Editor's note: Ruben Navarrette Jr. is a CNN.com contributor and a nationally syndicated columnist.
San Diego (CNN) -- It was something you don't see every day: the president of the United States being lectured by a group of self-declared illegal immigrants who were just out of puberty.
Is this a great country, or what?
This week, about a dozen undocumented high school students attended the National Council of La Raza annual conference in Washington and shouted truth to power by confronting the leader of the free world.
What lit the students' fuse was when Obama, in a luncheon speech, insisted that he just doesn't have the power to stop the deportations of so-called "DREAMers." The term refers to those undocumented students who might be eligible for legal status under the proposed DREAM Act if they attend college or join the military.
"Now, I swore an oath to uphold the laws on the books," Obama said. "But that doesn't mean I don't know very well the real pain and heartbreak that deportations cause. I share your concerns and I understand them. ...
"I know some people want me to bypass Congress and change the laws on my own."
That is when the applause erupted. Then came the chanting: "Yes, you can! Yes, you can! Yes, you can!"
Remarkable. These kids actually had the chutzpah to use Obama's campaign slogan against him. That's not very polite. But I love the imagery. I don't know whether to have them arrested, or take them out for ice cream.
The president finished his thought: "But that's not how -- that's not how our system works."
To which someone in the audience yelled out: "Change it!"
Oh, I like this bunch. Especially their attire. The students wore bright red T-shirts bearing the words: "OBAMA: STOP DEPORTING DREAMERS."
When Barack Obama ran for president, supporters -- touting his cool demeanor -- labeled him "no drama Obama." Well, thanks to the DREAMers, Obama had plenty of drama this week.
I was glad to see it. The president deserves a confrontation over his clumsy, dishonest, and self-serving handling of the combustible immigration issue.

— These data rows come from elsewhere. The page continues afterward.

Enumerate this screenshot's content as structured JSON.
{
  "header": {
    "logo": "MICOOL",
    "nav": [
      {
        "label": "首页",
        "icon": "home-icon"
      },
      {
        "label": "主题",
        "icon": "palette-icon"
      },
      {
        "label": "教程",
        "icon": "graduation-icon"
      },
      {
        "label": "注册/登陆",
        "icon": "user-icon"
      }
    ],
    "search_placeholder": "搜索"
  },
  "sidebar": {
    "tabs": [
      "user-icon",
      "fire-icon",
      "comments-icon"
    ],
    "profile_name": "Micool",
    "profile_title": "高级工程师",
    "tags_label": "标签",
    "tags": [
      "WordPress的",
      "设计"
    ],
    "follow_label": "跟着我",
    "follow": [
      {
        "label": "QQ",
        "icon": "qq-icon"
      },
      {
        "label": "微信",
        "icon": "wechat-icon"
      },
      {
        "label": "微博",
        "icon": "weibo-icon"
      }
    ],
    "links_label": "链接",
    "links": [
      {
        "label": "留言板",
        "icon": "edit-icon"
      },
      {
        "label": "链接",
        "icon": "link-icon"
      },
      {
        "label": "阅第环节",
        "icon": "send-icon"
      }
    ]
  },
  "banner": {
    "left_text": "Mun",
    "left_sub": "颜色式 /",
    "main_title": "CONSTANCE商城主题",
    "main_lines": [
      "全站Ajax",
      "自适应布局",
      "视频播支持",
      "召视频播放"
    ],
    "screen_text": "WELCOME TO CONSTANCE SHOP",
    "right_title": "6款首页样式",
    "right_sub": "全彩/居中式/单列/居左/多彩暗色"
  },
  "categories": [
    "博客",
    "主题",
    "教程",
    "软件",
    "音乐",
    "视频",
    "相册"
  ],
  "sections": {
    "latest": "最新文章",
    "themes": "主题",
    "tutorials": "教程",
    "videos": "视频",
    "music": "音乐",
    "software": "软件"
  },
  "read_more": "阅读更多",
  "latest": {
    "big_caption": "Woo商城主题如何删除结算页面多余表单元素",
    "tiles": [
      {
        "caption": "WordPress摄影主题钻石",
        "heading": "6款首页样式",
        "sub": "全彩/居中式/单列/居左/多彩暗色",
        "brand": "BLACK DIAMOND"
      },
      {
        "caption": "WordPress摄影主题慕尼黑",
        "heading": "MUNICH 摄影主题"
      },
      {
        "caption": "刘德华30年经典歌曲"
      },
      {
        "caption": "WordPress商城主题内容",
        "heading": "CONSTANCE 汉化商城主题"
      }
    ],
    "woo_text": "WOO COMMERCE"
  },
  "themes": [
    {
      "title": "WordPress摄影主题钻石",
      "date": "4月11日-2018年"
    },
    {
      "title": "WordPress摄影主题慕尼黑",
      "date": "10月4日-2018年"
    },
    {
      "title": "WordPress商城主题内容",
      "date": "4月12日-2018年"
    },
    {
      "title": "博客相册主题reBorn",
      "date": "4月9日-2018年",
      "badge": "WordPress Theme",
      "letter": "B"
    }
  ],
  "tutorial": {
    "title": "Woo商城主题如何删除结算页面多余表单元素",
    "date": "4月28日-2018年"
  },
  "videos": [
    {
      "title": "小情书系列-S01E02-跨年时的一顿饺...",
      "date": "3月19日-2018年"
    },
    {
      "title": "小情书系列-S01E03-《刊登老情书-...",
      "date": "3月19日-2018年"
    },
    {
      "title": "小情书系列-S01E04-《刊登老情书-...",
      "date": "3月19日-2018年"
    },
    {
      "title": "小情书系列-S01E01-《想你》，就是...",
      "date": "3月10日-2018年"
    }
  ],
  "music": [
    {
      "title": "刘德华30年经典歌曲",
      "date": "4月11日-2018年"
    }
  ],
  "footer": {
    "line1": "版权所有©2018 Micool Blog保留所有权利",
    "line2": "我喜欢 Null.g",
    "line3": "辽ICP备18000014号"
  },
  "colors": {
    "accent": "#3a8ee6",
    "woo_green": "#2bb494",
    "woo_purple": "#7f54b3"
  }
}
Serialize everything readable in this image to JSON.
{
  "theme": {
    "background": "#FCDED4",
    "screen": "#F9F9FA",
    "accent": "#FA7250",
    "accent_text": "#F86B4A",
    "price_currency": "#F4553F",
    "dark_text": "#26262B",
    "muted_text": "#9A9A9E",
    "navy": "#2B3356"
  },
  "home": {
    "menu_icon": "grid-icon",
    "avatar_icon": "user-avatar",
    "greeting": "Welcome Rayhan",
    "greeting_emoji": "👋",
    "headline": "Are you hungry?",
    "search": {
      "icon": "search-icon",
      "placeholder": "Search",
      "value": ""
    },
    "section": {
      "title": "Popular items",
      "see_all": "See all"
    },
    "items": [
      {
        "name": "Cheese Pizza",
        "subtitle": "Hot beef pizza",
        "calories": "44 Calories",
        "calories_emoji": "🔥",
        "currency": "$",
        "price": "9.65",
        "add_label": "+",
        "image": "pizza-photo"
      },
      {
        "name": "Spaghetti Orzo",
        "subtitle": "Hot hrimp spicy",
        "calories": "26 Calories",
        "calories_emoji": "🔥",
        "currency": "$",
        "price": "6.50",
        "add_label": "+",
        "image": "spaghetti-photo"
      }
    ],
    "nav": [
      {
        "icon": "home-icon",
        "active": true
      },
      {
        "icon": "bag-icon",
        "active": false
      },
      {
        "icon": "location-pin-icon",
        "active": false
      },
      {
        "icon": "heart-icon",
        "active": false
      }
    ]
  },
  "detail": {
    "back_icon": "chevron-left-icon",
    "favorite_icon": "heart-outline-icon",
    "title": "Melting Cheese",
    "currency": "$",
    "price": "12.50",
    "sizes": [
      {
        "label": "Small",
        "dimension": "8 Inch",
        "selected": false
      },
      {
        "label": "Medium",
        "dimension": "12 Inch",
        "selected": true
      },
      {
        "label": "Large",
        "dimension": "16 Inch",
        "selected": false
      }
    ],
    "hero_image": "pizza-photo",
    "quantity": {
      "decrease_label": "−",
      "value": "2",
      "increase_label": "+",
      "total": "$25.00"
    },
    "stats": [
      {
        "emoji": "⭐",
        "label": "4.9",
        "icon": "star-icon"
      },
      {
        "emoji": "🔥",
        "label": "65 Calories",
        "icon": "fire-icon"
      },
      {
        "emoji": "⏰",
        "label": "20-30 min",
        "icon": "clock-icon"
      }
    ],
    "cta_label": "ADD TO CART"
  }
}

Since taking office, Obama has fed the immigrant reform community a steady diet of broken promises, blame-shifting and outright lies.
The game plan at the White House is simple but cynical: aggressively enforce immigration law by hook or by crook, rack up record numbers of deportations, and then have Obama and Homeland Security Secretary Janet Napolitano brag about the results to those Americans who want the laws enforced.
For immigration restrictionists, there is a lot to brag about. Since taking office, the Obama administration has deported more than 1,000,000 illegal immigrants in the last two years.
Why do Americans want to see immigration laws enforced? It's not because of a respect for law and order. It's part of a futile attempt to reverse demographic changes that scare the daylights out of many Americans.
Here's the color scheme in the immigration debate: A black president is trying to reassure white voters by removing as many of the brown people as possible. It's ugly. But it's reality.
Yet, rather than acknowledge this strategy, Obama gives into his compulsion to portray himself -- on the immigration issue and others -- as kinder and gentler than Republicans.
The result is a stew of contradictions. Obama panders to Latino voters by criticizing the GOP for being too tough on immigration enforcement while pandering to non-Latinos by being even tougher. He assures Latino audiences that he still supports comprehensive immigration reform while refusing to force the issue in Congress.
He insists that that his administration is not concerned with removing hardworking people trying to feed their families -- a claim that might carry more weight if his administration weren't trying to remove hardworking people trying to feed their families. And he decries a broken immigration system that separates families -- while he goes about separating families by deporting undocumented parents and leaving their U.S.-born children in this country.
Nowhere are those contradictions clearer than when the discussion turns to the DREAM Act and those who could benefit from it. Obama really seems to struggle with this topic.
Consider what happened several months ago, when Obama sat down for a pair of interviews with Univision anchor Jorge Ramos. In the first interview, which took place during a trip to Central America, Obama claimed that his administration is not "going around rounding up students."
A few days later, in the second interview, which was part of a town hall meeting in Washington, Obama had to come clean. Confronted by a DREAM Act student holding a deportation letter, Obama had to admit that his administration is in fact deporting students because "America is a nation of laws, which means I, as the president, am obligated to enforce the law." He followed that up with more praise for DREAMers "whose talents we want to embrace in order to succeed as a country."
The DREAMers are fed up with Obama's double talk, and that is why they're confronting him. They've heard enough pretty words, and now they want hard action. Specifically, they want Obama to use the executive power of the presidency to stop the deportations of DREAM Act students.
I'd like to see that. But, for the sake of clarity, I'd be satisfied if Obama would just start being honest, reveal his intentions, and stop pretending to be something he's not.
The opinions expressed in this commentary are solely those of Ruben Navarrette.